From Wind Repertory Project
Henry Fillmore

Henry Fillmore (arr. Schissel)


Subtitle: A Trombone Smear


General Info

Year: 1915 / 2000
Duration: c. 3:00
Difficulty: III (see Ratings for explanation)
Publisher: C.L. Barnhouse
Cost: Score and Parts - $60.00   |   Score Only - $6.00


Instrumentation

Full Score
C Piccolo/Flute I-II
Oboe
Bassoon
Bb Soprano Clarinet I-II-III
Bb Bass Clarinet
Eb Alto Saxophone I-II (II doubles Eb Alto Clarinet)
Bb Tenor Saxophone
Eb Baritone Saxophone
Cornets/Trumpet I-II-III-IV
Horn in F I-II-III-IV
Trombone I-II-III
Euphonium (Bass Clef & Treble Clef)
Tuba
Percussion, including:

  • Bass Drum
  • Bells
  • Crash Cymbals
  • Field Drum
  • Snare Drum

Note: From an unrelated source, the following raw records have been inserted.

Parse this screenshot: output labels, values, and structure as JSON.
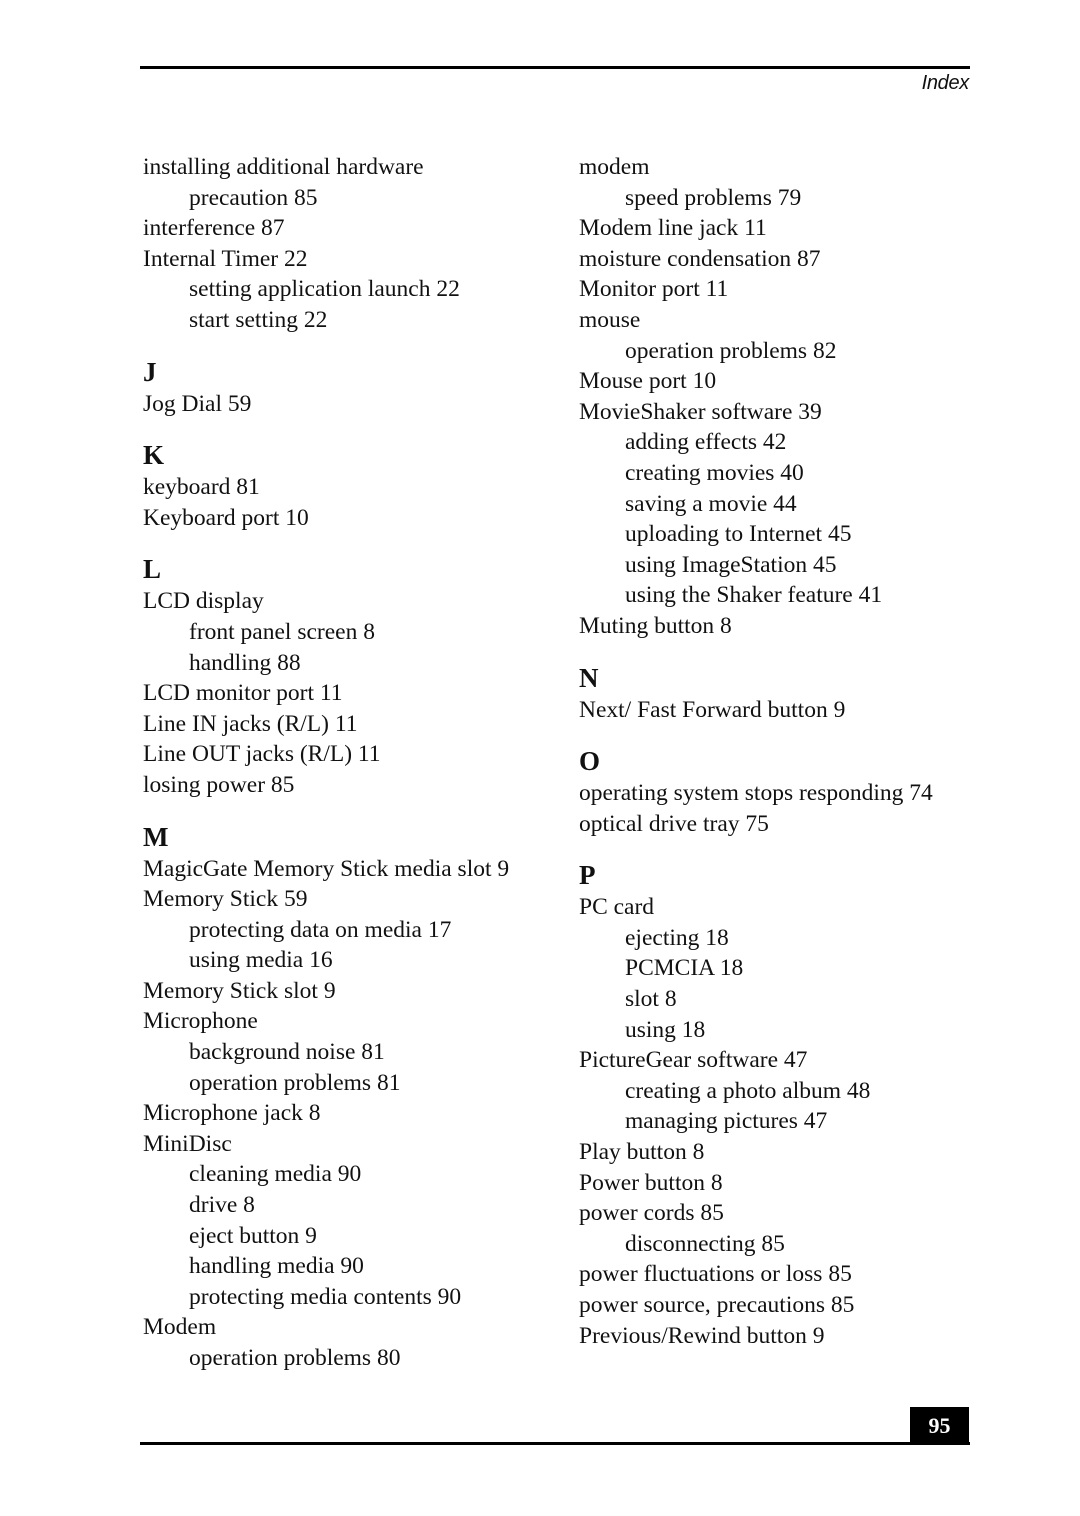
{
  "header": {
    "running_head": "Index"
  },
  "footer": {
    "page_number": "95"
  },
  "columns": [
    {
      "blocks": [
        {
          "type": "entry",
          "text": "installing additional hardware",
          "level": 0
        },
        {
          "type": "entry",
          "text": "precaution 85",
          "level": 1
        },
        {
          "type": "entry",
          "text": "interference 87",
          "level": 0
        },
        {
          "type": "entry",
          "text": "Internal Timer 22",
          "level": 0
        },
        {
          "type": "entry",
          "text": "setting application launch 22",
          "level": 1
        },
        {
          "type": "entry",
          "text": "start setting 22",
          "level": 1
        },
        {
          "type": "letter",
          "text": "J"
        },
        {
          "type": "entry",
          "text": "Jog Dial 59",
          "level": 0
        },
        {
          "type": "letter",
          "text": "K"
        },
        {
          "type": "entry",
          "text": "keyboard 81",
          "level": 0
        },
        {
          "type": "entry",
          "text": "Keyboard port 10",
          "level": 0
        },
        {
          "type": "letter",
          "text": "L"
        },
        {
          "type": "entry",
          "text": "LCD display",
          "level": 0
        },
        {
          "type": "entry",
          "text": "front panel screen 8",
          "level": 1
        },
        {
          "type": "entry",
          "text": "handling 88",
          "level": 1
        },
        {
          "type": "entry",
          "text": "LCD monitor port 11",
          "level": 0
        },
        {
          "type": "entry",
          "text": "Line IN jacks (R/L) 11",
          "level": 0
        },
        {
          "type": "entry",
          "text": "Line OUT jacks (R/L) 11",
          "level": 0
        },
        {
          "type": "entry",
          "text": "losing power 85",
          "level": 0
        },
        {
          "type": "letter",
          "text": "M"
        },
        {
          "type": "entry",
          "text": "MagicGate Memory Stick media slot 9",
          "level": 0
        },
        {
          "type": "entry",
          "text": "Memory Stick 59",
          "level": 0
        },
        {
          "type": "entry",
          "text": "protecting data on media 17",
          "level": 1
        },
        {
          "type": "entry",
          "text": "using media 16",
          "level": 1
        },
        {
          "type": "entry",
          "text": "Memory Stick slot 9",
          "level": 0
        },
        {
          "type": "entry",
          "text": "Microphone",
          "level": 0
        },
        {
          "type": "entry",
          "text": "background noise 81",
          "level": 1
        },
        {
          "type": "entry",
          "text": "operation problems 81",
          "level": 1
        },
        {
          "type": "entry",
          "text": "Microphone jack 8",
          "level": 0
        },
        {
          "type": "entry",
          "text": "MiniDisc",
          "level": 0
        },
        {
          "type": "entry",
          "text": "cleaning media 90",
          "level": 1
        },
        {
          "type": "entry",
          "text": "drive 8",
          "level": 1
        },
        {
          "type": "entry",
          "text": "eject button 9",
          "level": 1
        },
        {
          "type": "entry",
          "text": "handling media 90",
          "level": 1
        },
        {
          "type": "entry",
          "text": "protecting media contents 90",
          "level": 1
        },
        {
          "type": "entry",
          "text": "Modem",
          "level": 0
        },
        {
          "type": "entry",
          "text": "operation problems 80",
          "level": 1
        }
      ]
    },
    {
      "blocks": [
        {
          "type": "entry",
          "text": "modem",
          "level": 0
        },
        {
          "type": "entry",
          "text": "speed problems 79",
          "level": 1
        },
        {
          "type": "entry",
          "text": "Modem line jack 11",
          "level": 0
        },
        {
          "type": "entry",
          "text": "moisture condensation 87",
          "level": 0
        },
        {
          "type": "entry",
          "text": "Monitor port 11",
          "level": 0
        },
        {
          "type": "entry",
          "text": "mouse",
          "level": 0
        },
        {
          "type": "entry",
          "text": "operation problems 82",
          "level": 1
        },
        {
          "type": "entry",
          "text": "Mouse port 10",
          "level": 0
        },
        {
          "type": "entry",
          "text": "MovieShaker software 39",
          "level": 0
        },
        {
          "type": "entry",
          "text": "adding effects 42",
          "level": 1
        },
        {
          "type": "entry",
          "text": "creating movies 40",
          "level": 1
        },
        {
          "type": "entry",
          "text": "saving a movie 44",
          "level": 1
        },
        {
          "type": "entry",
          "text": "uploading to Internet 45",
          "level": 1
        },
        {
          "type": "entry",
          "text": "using ImageStation 45",
          "level": 1
        },
        {
          "type": "entry",
          "text": "using the Shaker feature 41",
          "level": 1
        },
        {
          "type": "entry",
          "text": "Muting button 8",
          "level": 0
        },
        {
          "type": "letter",
          "text": "N"
        },
        {
          "type": "entry",
          "text": "Next/ Fast Forward button 9",
          "level": 0
        },
        {
          "type": "letter",
          "text": "O"
        },
        {
          "type": "entry",
          "text": "operating system stops responding 74",
          "level": 0
        },
        {
          "type": "entry",
          "text": "optical drive tray 75",
          "level": 0
        },
        {
          "type": "letter",
          "text": "P"
        },
        {
          "type": "entry",
          "text": "PC card",
          "level": 0
        },
        {
          "type": "entry",
          "text": "ejecting 18",
          "level": 1
        },
        {
          "type": "entry",
          "text": "PCMCIA 18",
          "level": 1
        },
        {
          "type": "entry",
          "text": "slot 8",
          "level": 1
        },
        {
          "type": "entry",
          "text": "using 18",
          "level": 1
        },
        {
          "type": "entry",
          "text": "PictureGear software 47",
          "level": 0
        },
        {
          "type": "entry",
          "text": "creating a photo album 48",
          "level": 1
        },
        {
          "type": "entry",
          "text": "managing pictures 47",
          "level": 1
        },
        {
          "type": "entry",
          "text": "Play button 8",
          "level": 0
        },
        {
          "type": "entry",
          "text": "Power button 8",
          "level": 0
        },
        {
          "type": "entry",
          "text": "power cords 85",
          "level": 0
        },
        {
          "type": "entry",
          "text": "disconnecting 85",
          "level": 1
        },
        {
          "type": "entry",
          "text": "power fluctuations or loss 85",
          "level": 0
        },
        {
          "type": "entry",
          "text": "power source, precautions 85",
          "level": 0
        },
        {
          "type": "entry",
          "text": "Previous/Rewind button 9",
          "level": 0
        }
      ]
    }
  ]
}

Errata

None discovered thus far.


Program Notes

The minstrel show, which emerged as a form of entertainment in the United States in the 1840s, consisted for a time of humorous musical programs based on Northern concepts of Negro entertainment. Fillmore’s trombone smears, beginning with Miss Trombone in 1908, often included subtitles which were in the minstrel-vaudeville idiom of the time. Paul Bierley writes that they were also influenced by his Grandmother McKrell’s former slave, Sarah, a jolly soul who sang catchy old spirituals while she worked and was always treated with respect and kindness in the Fillmore household.

In addition to Lassus Trombone -- "De Cullud Valet to" Miss Trombone (1915) -- examples include: Pahson Trombone -- Lassus Trombone's “Old Man” (1916); ally Trombone -- Pahson Trombone’s Eldest Gal (1917); Shoutin’ Liza Trombone' -- Mose Trombone’s Ah-finity (1920); Dusty Trombone -- He's de Next Door Neighbor to Bones Trombone (1923); and Boss Trombone -- He’s de Head Man (1929). Other smears were written for Slim, Mose, Teddy, Bull, Bones, Ham, of course, Hot Trombone, which undoubtedly called for additional lubricant for the slide.

Lassus Trombone was John Philip Sousa’s favorite smear. He programmed the tune on every concert of one of his final tours. It was also Fillmore’s favorite. Delegates who attended the 1949 Southern Division meeting of the Music Educators' National Conference in Tampa, Florida, may have forgotten most of the other details, but they will never forget "Uncle Henry,” dressed in his customary white suit and wielding a huge baton, conducting a line of trombonists stretched across a football field playing his Lassus Trombone. The sheet music arrangement has sold over two million copes.

- Program Note from Program Notes for Band


The Loras Schissel arrangement of Henry Fillmore’s Lassus Trombone has been around in unpublished form for quite a few years. It has been the arrangement of choice of many of the top service and professional bands.

- Program Note by publisher


Lassus Trombone, according the author Paul Bierley, “is a classic. The structure is solid. The melody, harmony and rhythm are combined in a glorious, near perfect manner. It is highly listenable, clever and snappy. Because it literally exudes happiness, it is little wonder that Henry lived to see sales of the sheet music surpass the two-million mark. Lassus Trombone quickly took a place among the world’s toe-tappers, and it still falls in that category.”

When he was asked about the origin of the title, Fillmore responded, “Why, molasses, of course ... I thought of molasses on bread for breakfast, lunch and dinner.”

- Program Note from the Fillmore Wind Band concert program, 22 December 2017


Commercial Discography

None discovered thus far.


Audio Links


State Ratings

  • Kansas: IV


Performances

To submit a performance please join The Wind Repertory Project


Works for Winds by this Composer


References

  • Fillmore, H.; Schissel, L. (2000). Lassus Trombone [score]. C.L. Barnhouse: Oskaloosa, Iowa.
  • Smith, Norman E. (2002). Program Notes for Band. Chicago: GIA Publications, pp. 204-205.